=== EXERCISE DETAILS ===
Starting with the line that contains "Read all visible content and emit it as JSON.", give again exactly and only each line through the end of the records; include the last line and exclude pictures.

[Component data from apps and pages]
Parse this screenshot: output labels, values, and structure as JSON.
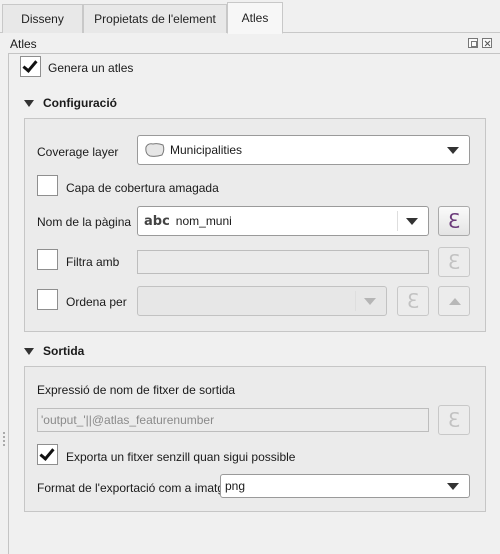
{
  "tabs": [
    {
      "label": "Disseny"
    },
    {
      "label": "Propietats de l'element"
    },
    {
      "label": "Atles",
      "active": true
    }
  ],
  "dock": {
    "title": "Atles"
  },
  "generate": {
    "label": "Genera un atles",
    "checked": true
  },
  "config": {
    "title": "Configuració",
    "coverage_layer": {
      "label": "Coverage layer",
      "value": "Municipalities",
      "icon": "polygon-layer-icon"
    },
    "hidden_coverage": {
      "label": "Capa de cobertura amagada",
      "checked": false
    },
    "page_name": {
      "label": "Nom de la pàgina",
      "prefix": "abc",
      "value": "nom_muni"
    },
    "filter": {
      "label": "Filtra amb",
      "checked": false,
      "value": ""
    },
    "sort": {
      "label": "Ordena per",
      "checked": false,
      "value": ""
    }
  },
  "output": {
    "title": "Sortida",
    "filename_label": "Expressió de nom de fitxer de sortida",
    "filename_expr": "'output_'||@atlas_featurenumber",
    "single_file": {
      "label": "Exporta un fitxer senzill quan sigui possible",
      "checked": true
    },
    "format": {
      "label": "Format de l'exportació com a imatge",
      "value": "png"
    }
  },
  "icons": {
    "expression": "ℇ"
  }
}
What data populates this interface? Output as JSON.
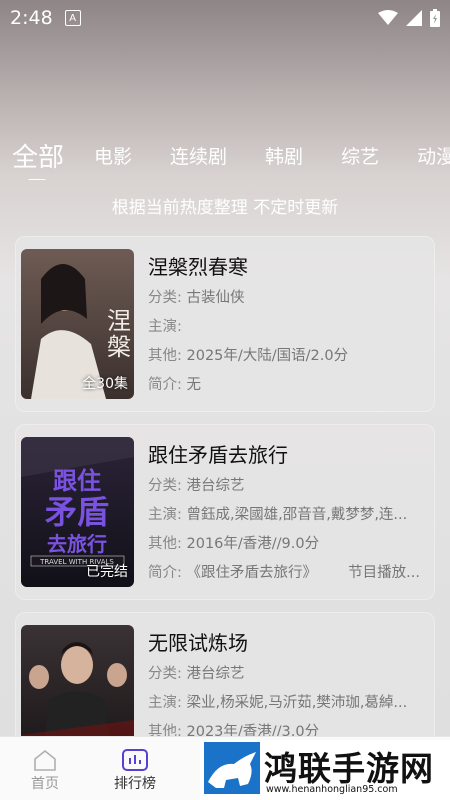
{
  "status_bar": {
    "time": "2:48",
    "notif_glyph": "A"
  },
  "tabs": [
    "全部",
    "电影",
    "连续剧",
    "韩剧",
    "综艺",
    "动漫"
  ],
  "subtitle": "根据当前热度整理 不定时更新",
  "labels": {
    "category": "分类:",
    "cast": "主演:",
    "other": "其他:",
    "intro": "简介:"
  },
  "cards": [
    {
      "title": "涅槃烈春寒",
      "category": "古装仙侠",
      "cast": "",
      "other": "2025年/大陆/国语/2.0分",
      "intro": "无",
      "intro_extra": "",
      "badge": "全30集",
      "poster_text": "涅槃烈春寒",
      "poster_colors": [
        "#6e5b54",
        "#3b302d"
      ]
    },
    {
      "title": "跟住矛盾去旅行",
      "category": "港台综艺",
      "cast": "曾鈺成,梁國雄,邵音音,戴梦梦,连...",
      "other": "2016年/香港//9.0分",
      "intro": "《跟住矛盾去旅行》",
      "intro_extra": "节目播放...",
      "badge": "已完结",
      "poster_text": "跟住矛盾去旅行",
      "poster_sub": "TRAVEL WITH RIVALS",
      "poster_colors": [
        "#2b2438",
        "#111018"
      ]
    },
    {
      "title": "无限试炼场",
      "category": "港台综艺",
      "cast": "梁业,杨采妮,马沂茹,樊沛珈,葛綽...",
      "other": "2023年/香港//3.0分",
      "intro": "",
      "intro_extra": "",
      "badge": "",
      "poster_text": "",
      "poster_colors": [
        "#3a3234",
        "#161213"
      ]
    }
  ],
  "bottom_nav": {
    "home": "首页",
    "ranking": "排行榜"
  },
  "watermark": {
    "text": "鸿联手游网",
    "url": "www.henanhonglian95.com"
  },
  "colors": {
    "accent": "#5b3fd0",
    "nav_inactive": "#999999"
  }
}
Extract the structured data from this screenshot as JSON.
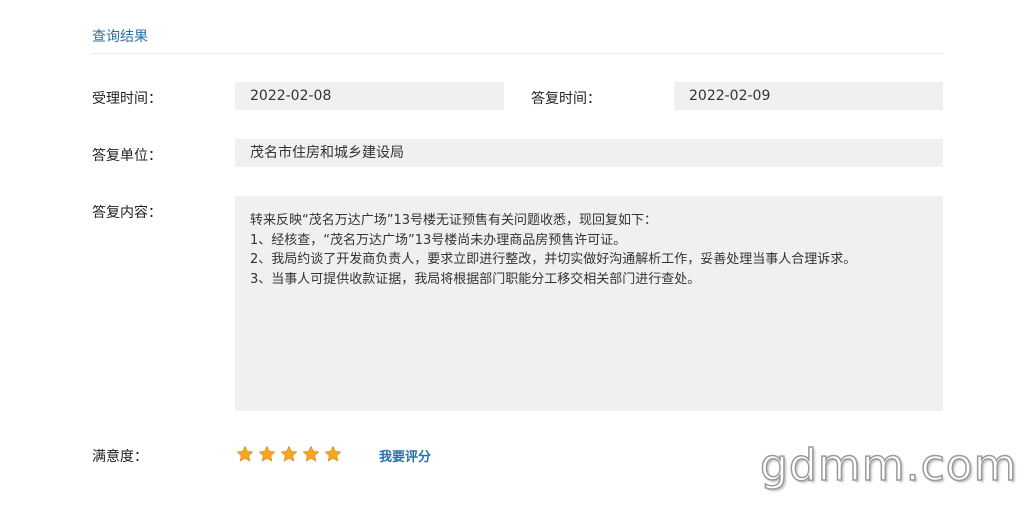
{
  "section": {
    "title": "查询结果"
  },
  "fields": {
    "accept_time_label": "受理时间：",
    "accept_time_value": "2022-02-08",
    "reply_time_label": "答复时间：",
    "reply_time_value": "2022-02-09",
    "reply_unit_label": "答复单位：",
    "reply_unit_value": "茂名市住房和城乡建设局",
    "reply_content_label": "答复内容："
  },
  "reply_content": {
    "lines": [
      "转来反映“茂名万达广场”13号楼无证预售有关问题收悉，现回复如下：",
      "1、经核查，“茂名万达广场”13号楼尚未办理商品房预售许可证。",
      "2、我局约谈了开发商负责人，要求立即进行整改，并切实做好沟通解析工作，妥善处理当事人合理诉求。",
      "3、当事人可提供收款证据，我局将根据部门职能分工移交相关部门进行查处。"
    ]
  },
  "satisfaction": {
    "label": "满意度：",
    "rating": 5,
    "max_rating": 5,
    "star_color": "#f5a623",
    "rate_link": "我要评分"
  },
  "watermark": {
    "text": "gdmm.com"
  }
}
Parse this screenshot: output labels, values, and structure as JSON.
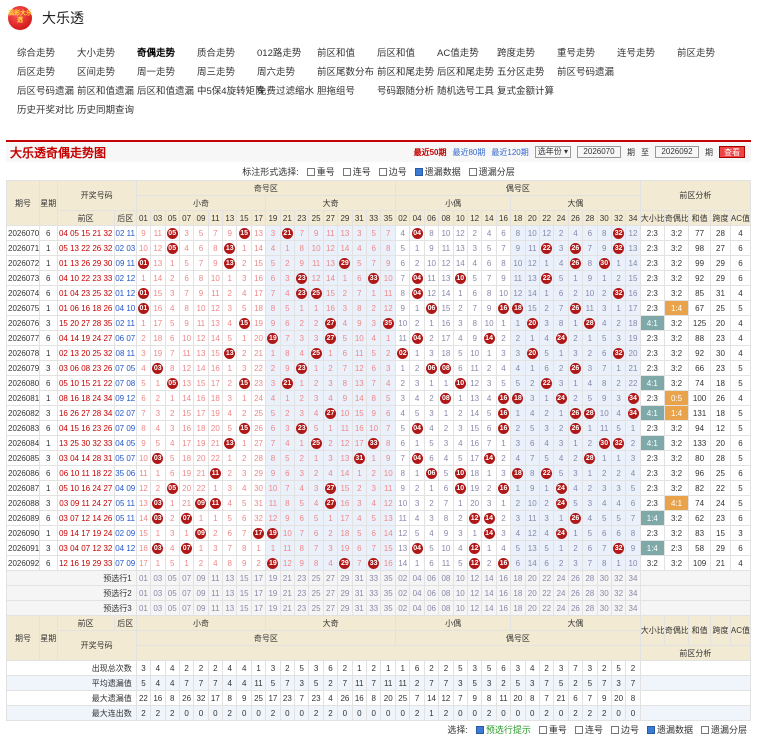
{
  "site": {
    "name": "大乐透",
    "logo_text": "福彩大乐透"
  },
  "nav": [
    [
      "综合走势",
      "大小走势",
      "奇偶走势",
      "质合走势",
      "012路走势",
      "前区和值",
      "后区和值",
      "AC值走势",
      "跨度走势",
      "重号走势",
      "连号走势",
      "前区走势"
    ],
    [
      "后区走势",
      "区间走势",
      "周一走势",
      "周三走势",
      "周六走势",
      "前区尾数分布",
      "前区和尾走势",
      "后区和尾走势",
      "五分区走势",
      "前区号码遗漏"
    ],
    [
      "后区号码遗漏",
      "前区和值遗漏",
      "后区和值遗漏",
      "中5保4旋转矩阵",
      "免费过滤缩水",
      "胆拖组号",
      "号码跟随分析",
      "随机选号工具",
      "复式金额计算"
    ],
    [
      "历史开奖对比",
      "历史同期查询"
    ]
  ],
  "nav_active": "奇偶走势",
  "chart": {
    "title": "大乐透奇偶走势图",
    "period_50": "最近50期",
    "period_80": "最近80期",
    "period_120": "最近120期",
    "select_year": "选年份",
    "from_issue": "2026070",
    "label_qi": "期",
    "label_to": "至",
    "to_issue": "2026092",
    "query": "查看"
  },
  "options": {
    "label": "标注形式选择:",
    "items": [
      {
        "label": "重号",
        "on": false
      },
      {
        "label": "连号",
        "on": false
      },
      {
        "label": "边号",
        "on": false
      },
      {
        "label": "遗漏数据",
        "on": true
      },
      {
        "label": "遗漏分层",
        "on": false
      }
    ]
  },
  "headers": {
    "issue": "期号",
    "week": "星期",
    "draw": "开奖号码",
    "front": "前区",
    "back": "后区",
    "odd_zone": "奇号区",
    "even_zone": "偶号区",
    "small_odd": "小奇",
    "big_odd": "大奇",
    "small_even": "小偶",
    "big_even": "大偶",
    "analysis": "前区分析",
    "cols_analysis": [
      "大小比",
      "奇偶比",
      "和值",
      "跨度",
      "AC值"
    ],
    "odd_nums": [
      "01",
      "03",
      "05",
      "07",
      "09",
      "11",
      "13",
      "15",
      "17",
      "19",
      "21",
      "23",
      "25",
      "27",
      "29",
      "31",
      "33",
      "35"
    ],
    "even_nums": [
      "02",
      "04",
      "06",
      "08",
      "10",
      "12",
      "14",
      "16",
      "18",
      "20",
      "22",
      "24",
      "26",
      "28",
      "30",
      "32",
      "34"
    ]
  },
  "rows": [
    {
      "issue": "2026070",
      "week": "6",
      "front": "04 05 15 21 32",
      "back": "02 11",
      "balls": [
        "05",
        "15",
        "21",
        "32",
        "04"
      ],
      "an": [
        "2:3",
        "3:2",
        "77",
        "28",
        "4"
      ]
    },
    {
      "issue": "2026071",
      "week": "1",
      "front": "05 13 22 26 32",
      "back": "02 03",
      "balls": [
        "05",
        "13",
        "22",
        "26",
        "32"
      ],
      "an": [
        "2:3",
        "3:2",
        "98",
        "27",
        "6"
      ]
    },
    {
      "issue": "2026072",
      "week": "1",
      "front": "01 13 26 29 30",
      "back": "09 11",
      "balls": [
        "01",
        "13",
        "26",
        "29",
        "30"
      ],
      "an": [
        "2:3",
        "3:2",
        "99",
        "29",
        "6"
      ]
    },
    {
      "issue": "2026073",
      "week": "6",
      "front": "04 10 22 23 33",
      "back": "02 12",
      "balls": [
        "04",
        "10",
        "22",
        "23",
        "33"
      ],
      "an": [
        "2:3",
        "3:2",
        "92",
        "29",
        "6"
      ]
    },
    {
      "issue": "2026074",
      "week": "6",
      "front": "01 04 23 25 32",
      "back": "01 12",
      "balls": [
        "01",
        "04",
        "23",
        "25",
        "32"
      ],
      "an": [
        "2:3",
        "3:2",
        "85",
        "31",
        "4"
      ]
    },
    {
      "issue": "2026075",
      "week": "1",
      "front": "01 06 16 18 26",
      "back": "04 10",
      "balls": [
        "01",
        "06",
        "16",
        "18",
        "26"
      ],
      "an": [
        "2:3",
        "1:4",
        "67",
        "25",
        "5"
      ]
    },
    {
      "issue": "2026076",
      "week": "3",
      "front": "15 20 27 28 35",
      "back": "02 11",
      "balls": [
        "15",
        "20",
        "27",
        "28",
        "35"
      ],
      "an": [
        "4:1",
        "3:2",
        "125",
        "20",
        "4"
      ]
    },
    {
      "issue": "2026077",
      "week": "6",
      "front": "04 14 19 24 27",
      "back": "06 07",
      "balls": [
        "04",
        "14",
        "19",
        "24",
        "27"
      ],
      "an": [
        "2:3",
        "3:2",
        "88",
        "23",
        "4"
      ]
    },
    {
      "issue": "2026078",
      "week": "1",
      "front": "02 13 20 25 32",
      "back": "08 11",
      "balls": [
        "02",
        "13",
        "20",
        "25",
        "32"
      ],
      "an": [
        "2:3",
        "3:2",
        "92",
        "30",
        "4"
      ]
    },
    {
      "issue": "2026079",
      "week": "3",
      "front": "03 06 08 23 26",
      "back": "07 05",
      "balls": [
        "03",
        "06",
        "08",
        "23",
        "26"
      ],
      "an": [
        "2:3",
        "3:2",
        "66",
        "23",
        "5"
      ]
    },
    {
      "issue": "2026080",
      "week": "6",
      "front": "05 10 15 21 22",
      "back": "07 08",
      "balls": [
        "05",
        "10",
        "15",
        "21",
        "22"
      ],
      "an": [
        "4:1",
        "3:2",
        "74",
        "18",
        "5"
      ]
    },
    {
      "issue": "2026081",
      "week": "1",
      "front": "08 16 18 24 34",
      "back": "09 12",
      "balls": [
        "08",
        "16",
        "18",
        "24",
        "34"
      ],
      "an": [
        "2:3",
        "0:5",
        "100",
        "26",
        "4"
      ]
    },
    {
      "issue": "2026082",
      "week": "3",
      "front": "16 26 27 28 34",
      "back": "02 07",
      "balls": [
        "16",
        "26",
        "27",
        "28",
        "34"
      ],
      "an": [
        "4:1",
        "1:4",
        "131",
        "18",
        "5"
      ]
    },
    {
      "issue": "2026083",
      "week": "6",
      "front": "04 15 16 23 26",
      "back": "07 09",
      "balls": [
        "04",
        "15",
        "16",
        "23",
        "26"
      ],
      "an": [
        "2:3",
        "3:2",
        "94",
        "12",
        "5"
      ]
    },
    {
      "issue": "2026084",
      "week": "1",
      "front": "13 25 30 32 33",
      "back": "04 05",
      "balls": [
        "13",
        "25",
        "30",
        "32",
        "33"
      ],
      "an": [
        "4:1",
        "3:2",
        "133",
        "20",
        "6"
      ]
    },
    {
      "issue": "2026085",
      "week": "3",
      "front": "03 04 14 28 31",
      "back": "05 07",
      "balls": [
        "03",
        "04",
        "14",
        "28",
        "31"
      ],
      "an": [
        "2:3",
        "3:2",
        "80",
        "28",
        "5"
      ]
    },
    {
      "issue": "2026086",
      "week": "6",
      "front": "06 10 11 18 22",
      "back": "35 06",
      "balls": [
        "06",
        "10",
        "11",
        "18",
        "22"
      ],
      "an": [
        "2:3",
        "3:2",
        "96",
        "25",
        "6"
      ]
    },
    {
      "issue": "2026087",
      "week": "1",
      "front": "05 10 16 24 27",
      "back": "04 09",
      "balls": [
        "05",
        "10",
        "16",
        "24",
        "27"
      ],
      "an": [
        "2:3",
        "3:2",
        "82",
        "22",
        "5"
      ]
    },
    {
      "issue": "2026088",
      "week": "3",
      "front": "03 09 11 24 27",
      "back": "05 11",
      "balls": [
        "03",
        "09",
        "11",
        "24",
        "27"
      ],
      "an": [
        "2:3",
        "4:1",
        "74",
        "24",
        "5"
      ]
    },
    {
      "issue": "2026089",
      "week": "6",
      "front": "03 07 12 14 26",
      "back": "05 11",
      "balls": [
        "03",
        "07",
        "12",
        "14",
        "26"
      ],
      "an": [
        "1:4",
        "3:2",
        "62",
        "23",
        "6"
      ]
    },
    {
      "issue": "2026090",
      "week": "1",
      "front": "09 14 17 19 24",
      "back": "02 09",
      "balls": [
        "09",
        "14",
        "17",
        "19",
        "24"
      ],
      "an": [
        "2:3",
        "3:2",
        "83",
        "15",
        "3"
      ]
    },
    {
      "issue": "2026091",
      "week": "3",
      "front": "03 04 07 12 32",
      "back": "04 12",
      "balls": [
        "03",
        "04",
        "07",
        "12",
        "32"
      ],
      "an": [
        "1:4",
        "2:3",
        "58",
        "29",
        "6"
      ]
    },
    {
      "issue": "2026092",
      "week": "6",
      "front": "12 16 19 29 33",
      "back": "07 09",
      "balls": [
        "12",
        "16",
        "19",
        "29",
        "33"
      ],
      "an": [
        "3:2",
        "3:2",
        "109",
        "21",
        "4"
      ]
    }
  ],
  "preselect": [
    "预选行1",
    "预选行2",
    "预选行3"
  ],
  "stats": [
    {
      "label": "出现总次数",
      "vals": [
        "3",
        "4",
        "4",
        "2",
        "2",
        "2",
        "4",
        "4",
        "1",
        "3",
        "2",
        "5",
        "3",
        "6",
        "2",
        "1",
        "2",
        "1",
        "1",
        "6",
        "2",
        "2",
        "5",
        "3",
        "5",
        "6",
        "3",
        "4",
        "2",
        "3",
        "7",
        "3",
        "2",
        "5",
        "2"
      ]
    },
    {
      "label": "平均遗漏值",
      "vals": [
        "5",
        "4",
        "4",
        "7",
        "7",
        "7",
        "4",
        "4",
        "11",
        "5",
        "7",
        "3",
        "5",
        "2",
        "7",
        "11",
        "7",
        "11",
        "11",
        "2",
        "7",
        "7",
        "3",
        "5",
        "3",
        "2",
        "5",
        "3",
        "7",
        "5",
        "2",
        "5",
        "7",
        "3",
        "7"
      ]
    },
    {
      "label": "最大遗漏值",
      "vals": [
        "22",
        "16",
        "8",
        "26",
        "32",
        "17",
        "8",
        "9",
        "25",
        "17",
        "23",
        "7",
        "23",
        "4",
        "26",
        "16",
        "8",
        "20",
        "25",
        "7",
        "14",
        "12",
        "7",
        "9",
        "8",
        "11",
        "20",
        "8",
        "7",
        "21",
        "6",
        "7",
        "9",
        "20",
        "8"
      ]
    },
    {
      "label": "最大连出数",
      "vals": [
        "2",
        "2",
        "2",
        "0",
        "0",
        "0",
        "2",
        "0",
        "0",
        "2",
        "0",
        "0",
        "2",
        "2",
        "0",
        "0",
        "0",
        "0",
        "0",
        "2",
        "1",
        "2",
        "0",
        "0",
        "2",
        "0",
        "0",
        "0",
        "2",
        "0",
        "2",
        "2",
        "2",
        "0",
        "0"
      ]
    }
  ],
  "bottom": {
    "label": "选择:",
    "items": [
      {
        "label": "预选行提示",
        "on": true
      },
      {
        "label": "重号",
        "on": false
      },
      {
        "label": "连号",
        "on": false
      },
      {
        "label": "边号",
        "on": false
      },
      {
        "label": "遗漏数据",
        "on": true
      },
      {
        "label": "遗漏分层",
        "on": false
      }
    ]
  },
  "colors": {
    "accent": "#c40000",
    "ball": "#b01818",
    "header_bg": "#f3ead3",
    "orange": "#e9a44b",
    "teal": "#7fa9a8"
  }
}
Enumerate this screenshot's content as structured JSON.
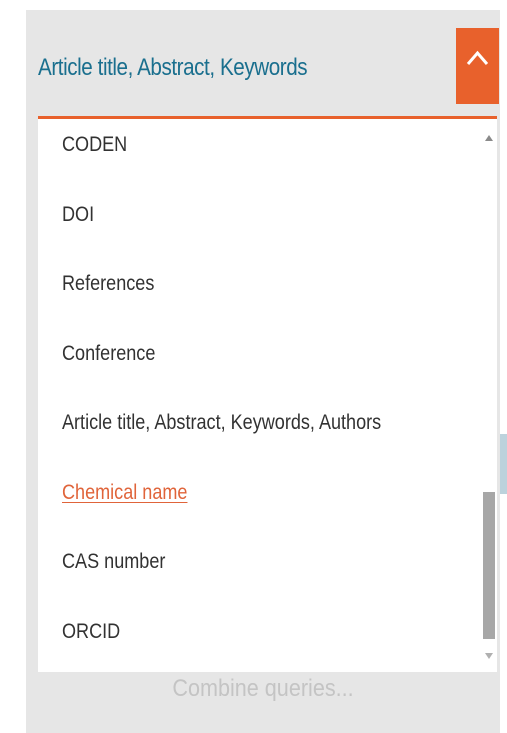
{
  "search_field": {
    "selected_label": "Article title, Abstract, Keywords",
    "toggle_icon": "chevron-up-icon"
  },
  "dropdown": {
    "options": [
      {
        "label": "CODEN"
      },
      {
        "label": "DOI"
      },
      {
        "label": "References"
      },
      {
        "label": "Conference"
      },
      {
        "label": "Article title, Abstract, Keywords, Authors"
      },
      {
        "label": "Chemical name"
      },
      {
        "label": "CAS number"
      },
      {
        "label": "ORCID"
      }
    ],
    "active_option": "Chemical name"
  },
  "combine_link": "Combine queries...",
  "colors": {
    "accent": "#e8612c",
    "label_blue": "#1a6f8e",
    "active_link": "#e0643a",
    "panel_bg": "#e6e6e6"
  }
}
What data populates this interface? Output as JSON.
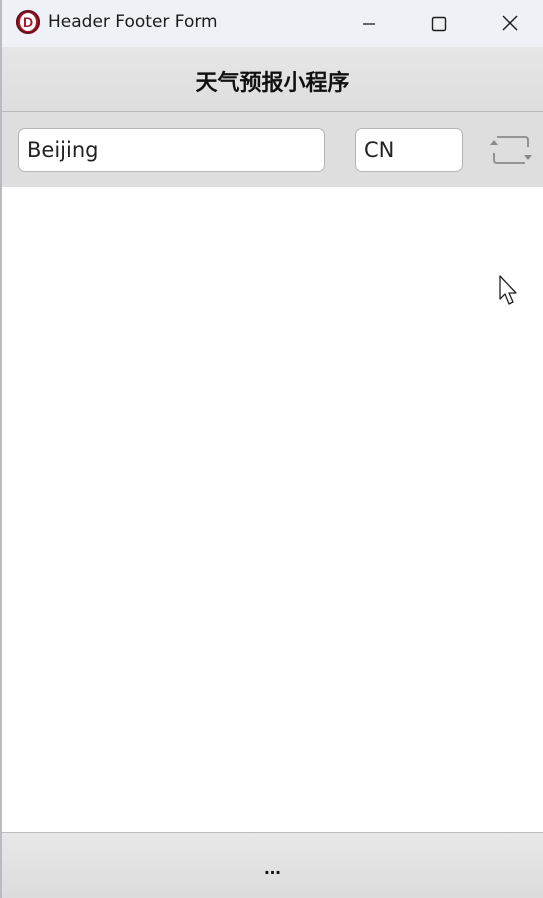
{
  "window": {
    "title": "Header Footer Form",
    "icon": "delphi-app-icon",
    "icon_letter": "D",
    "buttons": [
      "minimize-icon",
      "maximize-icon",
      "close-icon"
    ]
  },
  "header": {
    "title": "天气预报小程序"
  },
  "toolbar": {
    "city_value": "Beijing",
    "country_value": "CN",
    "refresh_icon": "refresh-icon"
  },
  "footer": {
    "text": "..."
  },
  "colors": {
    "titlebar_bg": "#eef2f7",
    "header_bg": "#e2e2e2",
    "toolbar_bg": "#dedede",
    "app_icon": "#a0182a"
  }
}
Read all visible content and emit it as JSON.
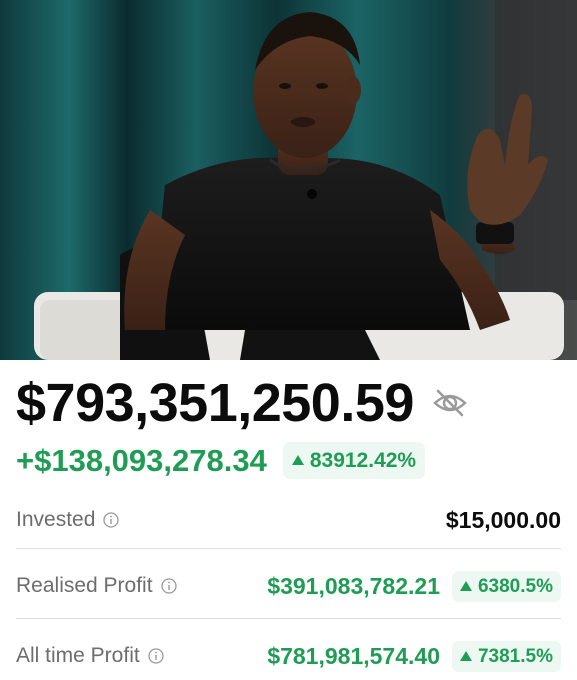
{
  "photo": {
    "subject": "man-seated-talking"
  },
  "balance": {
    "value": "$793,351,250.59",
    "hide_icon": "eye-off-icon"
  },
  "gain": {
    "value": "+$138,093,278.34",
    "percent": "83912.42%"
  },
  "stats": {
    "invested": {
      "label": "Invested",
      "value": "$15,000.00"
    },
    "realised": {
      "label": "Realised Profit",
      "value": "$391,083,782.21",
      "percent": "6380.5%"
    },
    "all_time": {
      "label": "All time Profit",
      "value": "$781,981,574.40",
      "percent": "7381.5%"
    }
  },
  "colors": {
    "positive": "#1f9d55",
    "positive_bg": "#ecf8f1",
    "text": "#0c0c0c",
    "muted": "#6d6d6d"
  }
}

=== ANSWER AREA ===
Read all visible content and emit it as JSON.
{
  "photo": {
    "subject": "man-seated-talking"
  },
  "balance": {
    "value": "$793,351,250.59",
    "hide_icon": "eye-off-icon"
  },
  "gain": {
    "value": "+$138,093,278.34",
    "percent": "83912.42%"
  },
  "stats": {
    "invested": {
      "label": "Invested",
      "value": "$15,000.00"
    },
    "realised": {
      "label": "Realised Profit",
      "value": "$391,083,782.21",
      "percent": "6380.5%"
    },
    "all_time": {
      "label": "All time Profit",
      "value": "$781,981,574.40",
      "percent": "7381.5%"
    }
  },
  "colors": {
    "positive": "#1f9d55",
    "positive_bg": "#ecf8f1",
    "text": "#0c0c0c",
    "muted": "#6d6d6d"
  }
}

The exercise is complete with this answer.